It’s still the dog days of summer so it’s hard to believe that the first day of school is right around the corner. Soon, the kids will be wrapping up the lazy days of summer and the fun of summer camps and family vacations to prepare for the back to school routine. Making school supply shopping a special event helps children get excited and ready for the new school year. Back to school costs can add up so be sure to have a plan.
Plan ahead for back to school savings. Photo Credit: Kendra Zamojski
- Create a list of back to school supplies and clothes. Check with your local school for a current list of required school supplies. Remember to include clothes, shoes, sports equipment, extracurricular activity supplies, and other school fees. Inventory items that you may already have from the last school year.

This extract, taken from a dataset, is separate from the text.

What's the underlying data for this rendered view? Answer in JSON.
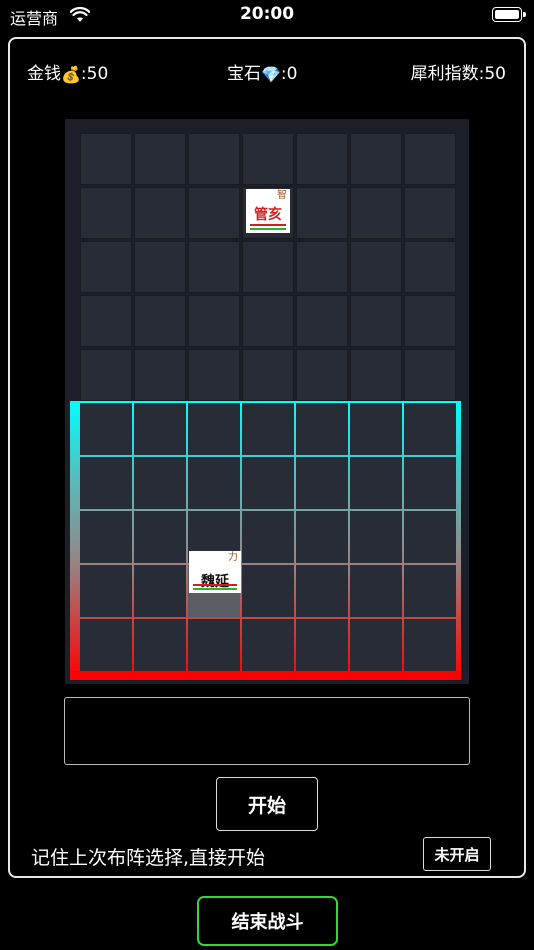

Identify what items might be outgrown or need to be replaced and note what items are still usable.
- Determine a budget and stick to it. Involve children in creating a budget and making purchasing decisions to help them learn financial management skills. Shopping with children is great time to talk about needs versus wants and how to make buying decisions to stay within a budget. Children might be able to contribute some of their own earned money to buy school supplies or clothing.
- Take advantage of the Back to School Sales Tax Holiday. The State of Florida has declared August 2 – 6, 2019 as a Back to School Tax Holiday. Eligible items include: Clothing, footwear, and certain accessories selling for $60 or less per item, certain school supplies selling for $15 or less per item, and Personal computers and certain computer-related accessories selling for $1,000 or less per item, when purchased for noncommercial home or personal use. For a complete list of eligible items visit the Back to School Tax Holiday site: https://revenuelaw.floridarevenue.com/LawLibraryDocuments/2019/06/TIP-122444_TIP_19A01-03_FINAL_RLL.pdf
- Many stores offer back to school sales and deals. Grab sales flyers and shop around for the best deals. Thrift stores and consignment shops are some other alternatives.
For more information, contact your local UF/IFAS Extension office: https://sfyl.ifas.ufl.edu/find-your-local-office/
For more information on back to school topics: